(just to name one specific area close to home) and yes folks live out there,
they just use their cell phones when in town, or don't carry one.

Here in Oregon, there are even major highways with zero service i.e. 138
between crater lake NP/diamond lake and I5, and most areas along 42 between
Roseburg and Bandon just to name a couple more. In other words, the game
here in Oregon is to try and maximize the coverage you do have (i.e. Choose
one of the 800 Mhz carriers with analog for fallback), use an external car
antenna, etc. I don't have a 3W bag phone, but if I did, I'd use it.

-Dan

--
Eugene, Oregon -- Pacific Northwest
http://cell.uoregon.edu


"RobertP" <RobertP@kploh.net> wrote in message
news:i5bIc.18068$JW6.5264789@news4.srv.hcvlny.cv.net...
> Just returned from camping just south of Malone, NY and central Maine.
> Both
> times my phone went to analog (SCH-A650) to sendf and receice calls. My
> friend with his camera phone (all digital) had no service. He was
> snapping
> pictures but unable to upload them, or even call his family. He had to
> use
> my phone.
>
> Just a friendly reminder to those who might be thinking of purchasing a
> new
> phone. And this is the first time we went camping in 6 years!
>
> Bob
>
>
Related resources
July 11, 2004 5:24:05 PM

Archived from groups: alt.cellular.verizon (More info?)

JEEZ!!!
Anonymous
July 11, 2004 11:09:43 PM

Archived from groups: alt.cellular.verizon (More info?)

Some time around Sun, 11 Jul 2004 13:17:02 GMT (give or take a month), someone who says they are
named "RobertP" <RobertP@kploh.net> fired up the tubes on the teletype and rambled on about:

>Just returned from camping just south of Malone, NY and central Maine. Both

The Adirondack Mountains are tough for signals, so it is nice to have that analog option.


-W
Anonymous
July 12, 2004 4:23:10 AM

Archived from groups: alt.cellular.verizon (More info?)

That's why I still have mine. I love digital. But when it counts, it's good
to have a fall back. ;-)

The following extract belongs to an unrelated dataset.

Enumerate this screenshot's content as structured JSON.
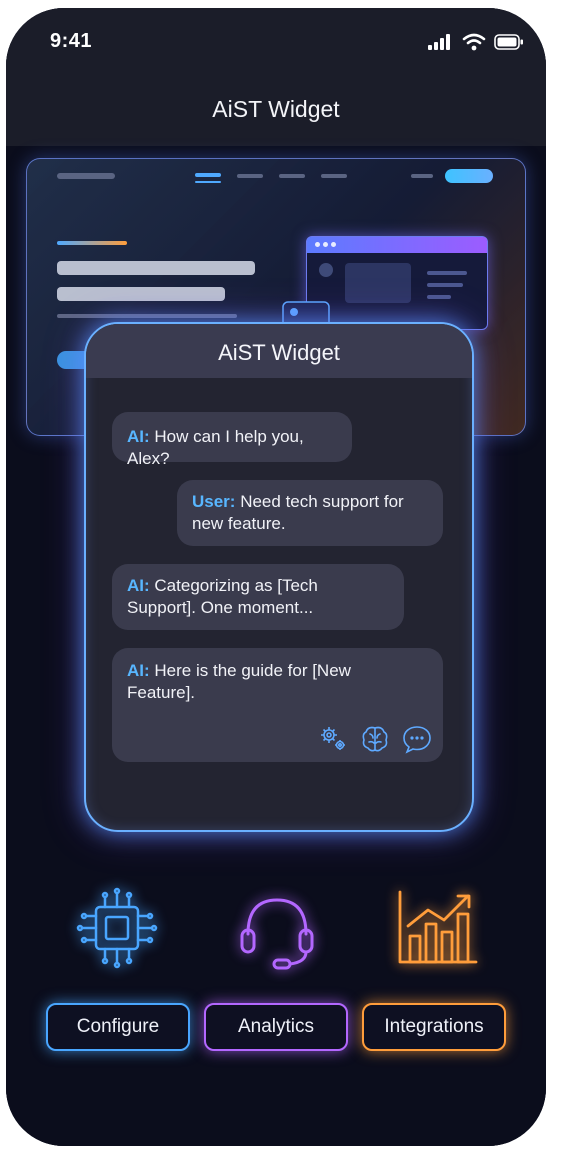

Scotty



"Dan Albrich" <junkmail@shaney.uoregon.edui> wrote in message
news:s7Odna03_8rP42zdRVn2jw@comcast.com...
> Most of rural Oregon has zero cellular service. It's just a matter of how

<snip>

> one of the 800 Mhz carriers with analog for fallback), use an external car
> antenna, etc. I don't have a 3W bag phone, but if I did, I'd use it.
>
> -Dan
!